	args+=(--bind "$RUST_ENV_PATH":Rust)
elif [[ -n "${RUST_SRC_PATH-}" ]]; then
	args+=(--prepare "RUST_PREPARE=1 $0")

exec nswrap "${args[@]}" -- clion "${@}"
{lib, pkgs, ...}: let
  inherit (lib) mkBefore mkMerge readFile;
in {
  environment.systemPackages = mkMerge [
    (mkBefore [
      (pkgs.writeShellApplication {
        name = "clion";
        text = readFile ./scripts/clion;
        runtimeInputs = [pkgs.jetbrains.clion];
      (pkgs.writeShellApplication {
        name = "nswrap";
        text = readFile ./scripts/nswrap;
        runtimeInputs = [pkgs.getopt];

(You can see this set up in my configuration here.)

and then simply set RUST_SRC_PATH = "${pkgs.rustPlatform.rustLibSrc}"; in any Rust dev shells you want to use this with. Running CLion inside those dev shells should then have the /Volumes/Rust directory, with /Volumes/Rust/bin/{cargo,rustc} and /Volumes/Rust/lib/rustlib/src/rust/library, which you can set as the default for new projects in CLion.
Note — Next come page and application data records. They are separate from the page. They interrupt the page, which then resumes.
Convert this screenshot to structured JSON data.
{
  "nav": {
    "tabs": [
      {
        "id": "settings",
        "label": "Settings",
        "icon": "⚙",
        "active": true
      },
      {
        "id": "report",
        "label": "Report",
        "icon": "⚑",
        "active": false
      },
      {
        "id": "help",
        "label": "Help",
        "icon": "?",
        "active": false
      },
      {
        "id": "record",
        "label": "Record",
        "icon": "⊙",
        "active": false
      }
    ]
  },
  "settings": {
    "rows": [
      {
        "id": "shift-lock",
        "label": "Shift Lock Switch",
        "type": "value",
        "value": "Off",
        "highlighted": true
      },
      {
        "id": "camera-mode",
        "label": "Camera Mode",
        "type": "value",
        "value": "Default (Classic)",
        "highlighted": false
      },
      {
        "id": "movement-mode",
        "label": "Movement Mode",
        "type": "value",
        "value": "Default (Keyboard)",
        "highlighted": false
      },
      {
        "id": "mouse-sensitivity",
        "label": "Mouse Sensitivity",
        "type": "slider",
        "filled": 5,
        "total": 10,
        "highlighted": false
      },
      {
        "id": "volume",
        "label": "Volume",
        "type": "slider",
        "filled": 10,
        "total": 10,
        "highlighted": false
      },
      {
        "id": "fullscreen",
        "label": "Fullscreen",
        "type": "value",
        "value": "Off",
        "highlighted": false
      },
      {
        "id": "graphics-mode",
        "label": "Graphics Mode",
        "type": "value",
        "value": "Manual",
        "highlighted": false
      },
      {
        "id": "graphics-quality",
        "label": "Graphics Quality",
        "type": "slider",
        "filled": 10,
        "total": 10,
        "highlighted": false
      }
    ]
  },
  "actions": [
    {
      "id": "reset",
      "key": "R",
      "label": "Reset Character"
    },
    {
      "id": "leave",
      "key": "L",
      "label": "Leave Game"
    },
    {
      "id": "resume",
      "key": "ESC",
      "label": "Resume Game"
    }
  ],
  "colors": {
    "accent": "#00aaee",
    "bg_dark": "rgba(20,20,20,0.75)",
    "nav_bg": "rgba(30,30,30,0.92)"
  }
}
Enjoy slightly more hassle-free Rust development with CLion!